The future of health and medicine is here

The tag line was bold and mundane all at once.

It has probably been used at innumerable conferences before this one. But when the gathering in question is TEDMED 2012, the world takes notice.

How would some of the best minds (70 speakers, over 1000 delegates) give new meaning to a discipline mired in financial, ethical and scientific stalemate? What mind-boggling breakthrough would emerge from this three-and-a-half day idea orgy?

Not that I needed any convincing. As a proud, longstanding TEDaholic, having my scholarship application accepted was all I needed to pack my bags and head to the Kennedy Center in Washington D.C., the new home of TEDMED.

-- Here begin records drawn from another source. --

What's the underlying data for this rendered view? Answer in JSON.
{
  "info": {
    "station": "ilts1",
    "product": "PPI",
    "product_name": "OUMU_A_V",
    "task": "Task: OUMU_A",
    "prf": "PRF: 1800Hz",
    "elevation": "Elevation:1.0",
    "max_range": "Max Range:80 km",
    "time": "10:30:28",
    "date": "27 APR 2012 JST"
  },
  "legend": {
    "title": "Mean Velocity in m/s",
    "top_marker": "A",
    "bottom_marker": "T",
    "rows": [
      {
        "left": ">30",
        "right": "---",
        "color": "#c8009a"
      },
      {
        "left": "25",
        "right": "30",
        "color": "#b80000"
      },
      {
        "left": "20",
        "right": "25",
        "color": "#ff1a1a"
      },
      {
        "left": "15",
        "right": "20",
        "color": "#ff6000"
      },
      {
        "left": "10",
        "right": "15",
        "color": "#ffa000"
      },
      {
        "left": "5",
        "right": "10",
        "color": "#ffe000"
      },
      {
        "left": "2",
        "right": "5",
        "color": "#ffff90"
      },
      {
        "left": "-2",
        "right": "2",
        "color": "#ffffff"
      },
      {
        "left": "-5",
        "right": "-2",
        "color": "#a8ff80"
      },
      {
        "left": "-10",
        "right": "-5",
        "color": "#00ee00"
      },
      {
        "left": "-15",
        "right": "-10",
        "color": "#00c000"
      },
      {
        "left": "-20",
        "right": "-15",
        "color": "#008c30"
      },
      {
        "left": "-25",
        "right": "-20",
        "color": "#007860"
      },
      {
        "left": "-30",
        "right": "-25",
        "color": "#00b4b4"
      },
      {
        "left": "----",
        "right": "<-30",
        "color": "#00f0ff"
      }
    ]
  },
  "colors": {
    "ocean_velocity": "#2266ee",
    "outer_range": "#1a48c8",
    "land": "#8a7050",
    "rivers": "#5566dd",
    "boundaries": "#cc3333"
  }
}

I came. I saw. I took in the grandeur of all the historic conference locations: the Opera House, the Library of Congress, the National Portrait Gallery and the National Building Museum.

I left with some invaluable connections, a couple of personal insights, and a few memorable ideas.

Self-breathing pig lungs and a soprano

Toronto continues to surprise me. I’m constantly reminded of what an amazing hub of innovation and research it is – from environmental, technology and social entrepreneurs to trailblazers in medicine, we’ve got them all!

Organ transplantation has become an increasingly important area of intrigue for me in recent years, and so I was pleasantly surprised to learn about the miraculous exploits of the Lung Transplantation team at the Toronto General Hospital, led by thoracic surgeon Dr. Shav Keshavjee.

Building on a rich tradition of hosptial firsts (first single and double lung transplants and first artifical lung), Keshavjee is currently tackling the mind-boggling problem of decay in lungs harvested from donors before they reach the recipient. He has developed a successful Lung Perfusion system that enables preservation of the organs for up to six hours outside the donor body.

But he hasn’t stopped there.